» WORK INSTRUCTION
Check every line of the records below for the string "desired" and copy the ones that have it.

=== Begin Enclosure ===

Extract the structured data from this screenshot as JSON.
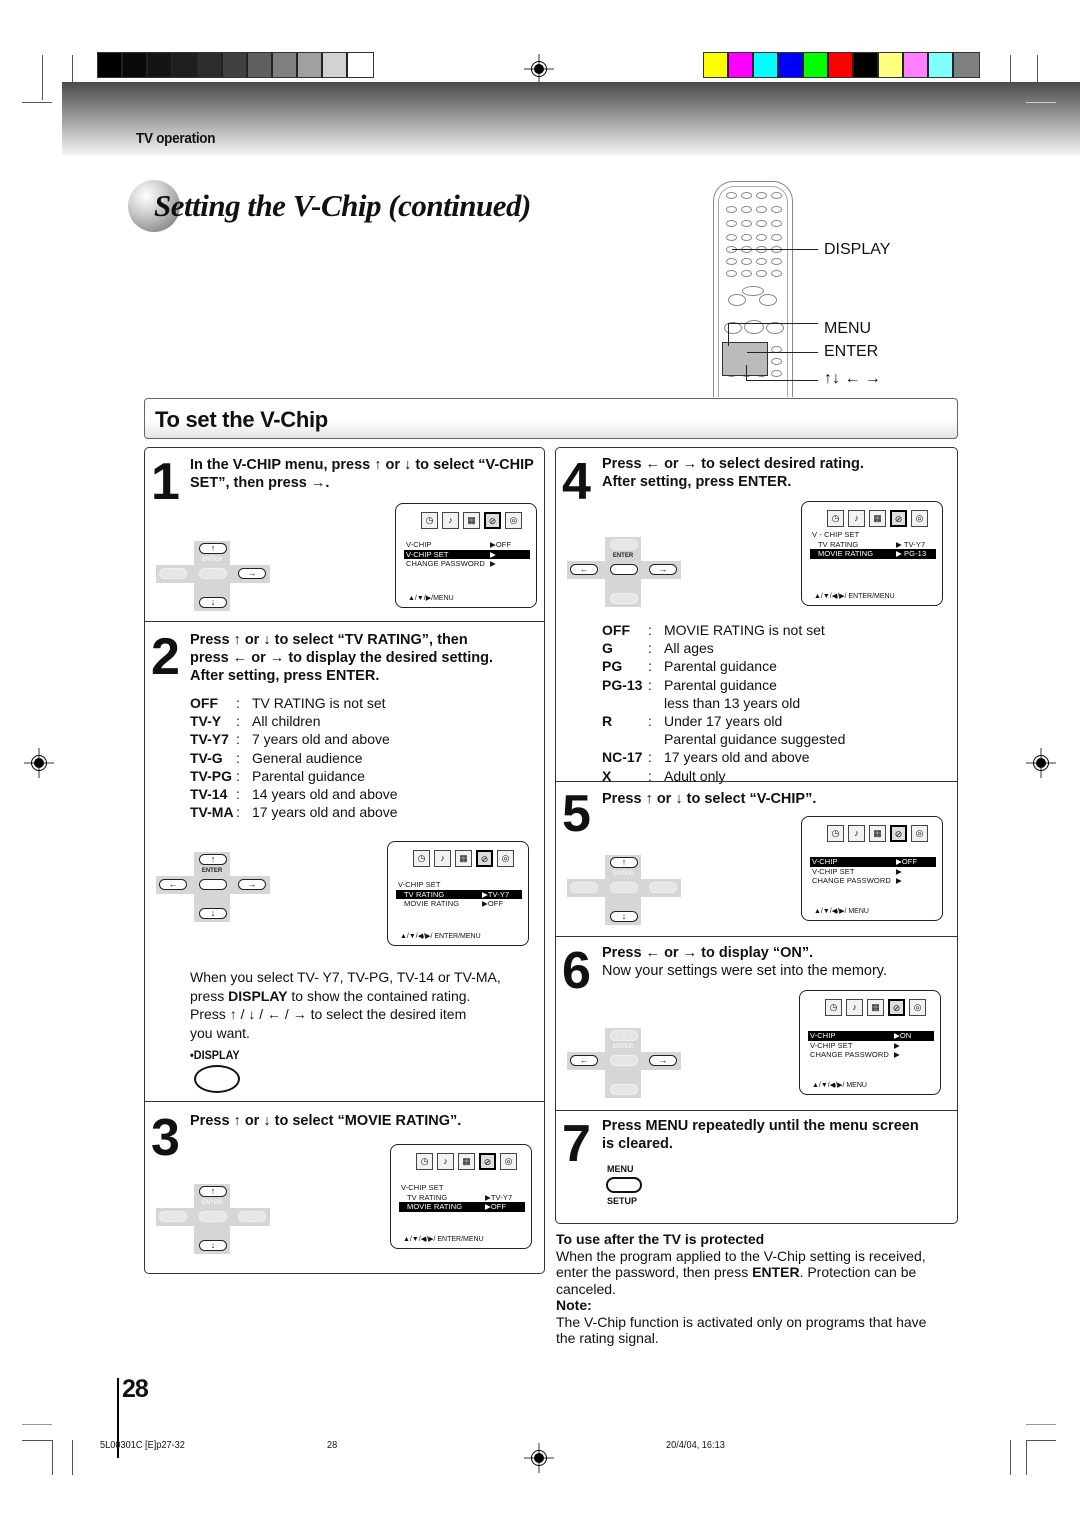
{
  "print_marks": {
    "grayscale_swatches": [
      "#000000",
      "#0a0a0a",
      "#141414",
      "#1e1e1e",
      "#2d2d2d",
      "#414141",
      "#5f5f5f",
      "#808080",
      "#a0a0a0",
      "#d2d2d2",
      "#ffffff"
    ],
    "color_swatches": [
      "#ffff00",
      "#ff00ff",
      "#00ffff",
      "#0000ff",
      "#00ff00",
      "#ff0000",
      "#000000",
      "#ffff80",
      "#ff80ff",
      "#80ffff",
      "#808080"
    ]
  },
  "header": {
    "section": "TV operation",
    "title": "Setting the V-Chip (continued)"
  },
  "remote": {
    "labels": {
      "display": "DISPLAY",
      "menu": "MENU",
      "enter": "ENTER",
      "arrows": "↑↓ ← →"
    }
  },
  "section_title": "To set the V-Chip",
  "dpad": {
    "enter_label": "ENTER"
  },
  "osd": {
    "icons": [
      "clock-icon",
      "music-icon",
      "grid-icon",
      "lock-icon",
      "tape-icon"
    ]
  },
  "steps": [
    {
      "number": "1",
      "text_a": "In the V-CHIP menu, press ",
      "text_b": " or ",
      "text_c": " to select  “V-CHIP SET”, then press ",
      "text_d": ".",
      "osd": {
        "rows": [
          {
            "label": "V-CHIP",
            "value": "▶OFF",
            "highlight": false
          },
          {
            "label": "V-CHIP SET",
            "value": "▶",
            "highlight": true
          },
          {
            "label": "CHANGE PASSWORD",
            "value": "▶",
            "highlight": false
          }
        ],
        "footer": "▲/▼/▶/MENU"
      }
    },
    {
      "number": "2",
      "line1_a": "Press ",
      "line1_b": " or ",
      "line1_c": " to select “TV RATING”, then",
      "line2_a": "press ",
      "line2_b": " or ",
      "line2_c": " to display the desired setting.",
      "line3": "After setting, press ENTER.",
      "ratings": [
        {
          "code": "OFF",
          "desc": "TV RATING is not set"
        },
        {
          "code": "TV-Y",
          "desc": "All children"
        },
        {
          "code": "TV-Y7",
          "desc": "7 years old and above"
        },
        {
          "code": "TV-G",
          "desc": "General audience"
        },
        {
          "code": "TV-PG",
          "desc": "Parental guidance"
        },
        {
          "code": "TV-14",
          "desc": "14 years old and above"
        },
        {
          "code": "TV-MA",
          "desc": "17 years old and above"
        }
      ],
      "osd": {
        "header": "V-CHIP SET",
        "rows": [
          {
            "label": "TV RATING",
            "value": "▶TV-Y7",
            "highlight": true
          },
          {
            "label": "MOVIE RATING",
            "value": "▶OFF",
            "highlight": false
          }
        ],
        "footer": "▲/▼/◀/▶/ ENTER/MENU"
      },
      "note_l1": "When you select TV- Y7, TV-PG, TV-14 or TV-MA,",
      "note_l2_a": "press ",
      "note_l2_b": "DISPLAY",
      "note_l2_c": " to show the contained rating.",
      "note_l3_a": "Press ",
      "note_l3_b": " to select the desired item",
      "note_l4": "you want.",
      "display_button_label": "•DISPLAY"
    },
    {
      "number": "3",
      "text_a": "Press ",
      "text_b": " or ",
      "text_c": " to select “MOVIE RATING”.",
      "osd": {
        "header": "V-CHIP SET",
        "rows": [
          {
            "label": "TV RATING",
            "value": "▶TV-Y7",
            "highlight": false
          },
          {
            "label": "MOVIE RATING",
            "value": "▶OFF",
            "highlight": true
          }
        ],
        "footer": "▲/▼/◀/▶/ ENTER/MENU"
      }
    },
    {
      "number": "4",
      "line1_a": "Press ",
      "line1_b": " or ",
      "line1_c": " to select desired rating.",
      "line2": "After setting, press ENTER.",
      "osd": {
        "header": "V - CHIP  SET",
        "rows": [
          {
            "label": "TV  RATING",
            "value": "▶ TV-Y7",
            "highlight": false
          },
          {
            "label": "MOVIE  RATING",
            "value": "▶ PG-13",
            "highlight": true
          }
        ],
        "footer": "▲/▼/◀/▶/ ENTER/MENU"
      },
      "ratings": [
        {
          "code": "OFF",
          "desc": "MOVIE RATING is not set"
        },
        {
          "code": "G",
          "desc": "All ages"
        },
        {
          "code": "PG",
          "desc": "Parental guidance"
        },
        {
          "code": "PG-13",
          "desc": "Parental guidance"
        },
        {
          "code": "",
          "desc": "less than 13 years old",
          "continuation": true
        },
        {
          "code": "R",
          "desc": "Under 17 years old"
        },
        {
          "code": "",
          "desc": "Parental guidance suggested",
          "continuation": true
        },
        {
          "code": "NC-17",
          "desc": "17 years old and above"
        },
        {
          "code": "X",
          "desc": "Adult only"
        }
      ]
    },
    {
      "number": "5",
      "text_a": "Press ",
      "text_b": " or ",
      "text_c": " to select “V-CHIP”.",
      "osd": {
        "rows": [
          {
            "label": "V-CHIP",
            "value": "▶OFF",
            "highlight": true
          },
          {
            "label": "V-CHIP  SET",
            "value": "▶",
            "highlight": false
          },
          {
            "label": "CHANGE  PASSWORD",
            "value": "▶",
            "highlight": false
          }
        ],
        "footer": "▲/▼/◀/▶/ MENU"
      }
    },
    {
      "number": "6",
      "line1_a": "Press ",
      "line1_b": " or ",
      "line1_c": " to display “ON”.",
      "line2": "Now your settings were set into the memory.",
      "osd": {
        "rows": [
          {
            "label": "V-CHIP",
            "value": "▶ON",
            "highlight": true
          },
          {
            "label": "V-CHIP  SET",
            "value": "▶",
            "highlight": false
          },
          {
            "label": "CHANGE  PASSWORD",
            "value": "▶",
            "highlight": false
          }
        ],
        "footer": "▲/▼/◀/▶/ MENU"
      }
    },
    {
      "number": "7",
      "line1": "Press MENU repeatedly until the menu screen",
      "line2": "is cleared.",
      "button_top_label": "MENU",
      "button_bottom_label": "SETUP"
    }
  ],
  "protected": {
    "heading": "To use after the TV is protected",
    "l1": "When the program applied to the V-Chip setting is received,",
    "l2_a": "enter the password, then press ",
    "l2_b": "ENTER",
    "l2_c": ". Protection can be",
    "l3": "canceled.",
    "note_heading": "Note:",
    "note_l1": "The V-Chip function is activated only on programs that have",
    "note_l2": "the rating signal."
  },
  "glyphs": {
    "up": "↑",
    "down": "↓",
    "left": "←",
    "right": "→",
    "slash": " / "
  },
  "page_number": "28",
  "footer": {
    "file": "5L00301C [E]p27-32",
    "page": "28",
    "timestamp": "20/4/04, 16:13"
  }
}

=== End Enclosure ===

» EXERCISE SOLUTION
      "line2_c": " to display the desired setting.",
      "note_l3_b": " to select the desired item",
      "line1_c": " to select desired rating.",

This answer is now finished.